Promoting women’s access to and control over land in the central highlands of Madagascar
In Madagascar, as in other African countries, securing access to and control over land is a key issue of economic development, poverty reduction and household and national food security. More than 80% of the Malagasy population live in rural areas, which means that their main source of income and basis of survival is agriculture.
The action-research project analyses and supports women’s struggles for their legal and customary rights to access and control land in two rural regions of the central highlands of Madagascar. Hence, this research intended to contribute to an improved understanding of how women access land through both customary and reformed statutory processes in the country.

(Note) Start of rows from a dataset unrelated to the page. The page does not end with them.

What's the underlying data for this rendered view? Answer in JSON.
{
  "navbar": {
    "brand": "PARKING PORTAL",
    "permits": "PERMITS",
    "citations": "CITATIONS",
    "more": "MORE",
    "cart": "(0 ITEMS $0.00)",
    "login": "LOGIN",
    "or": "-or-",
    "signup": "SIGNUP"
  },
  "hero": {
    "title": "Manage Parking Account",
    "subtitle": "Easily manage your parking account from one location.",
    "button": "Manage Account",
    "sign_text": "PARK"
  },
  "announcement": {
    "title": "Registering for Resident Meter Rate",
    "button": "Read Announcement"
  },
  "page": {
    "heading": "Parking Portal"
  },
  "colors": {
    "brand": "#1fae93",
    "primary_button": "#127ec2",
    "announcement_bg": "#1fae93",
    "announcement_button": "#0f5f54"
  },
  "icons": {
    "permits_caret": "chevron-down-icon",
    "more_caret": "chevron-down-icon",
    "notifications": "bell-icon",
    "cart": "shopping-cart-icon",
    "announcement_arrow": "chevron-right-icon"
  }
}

In addition, this project also defined a set of specific objectives, namely: (i) to assess and analyse how different women access and negotiate their land rights through customary and statutory laws, and the gaps and overlapping complementarities between them; (ii) to understand how the relationship between the gender division of labour, benefits and use of land and other resources affects women’s tenure security; (iii) to lobby to influence current land reform processes and share information with local women about women’s right, vulnerability and experiences in accessing land.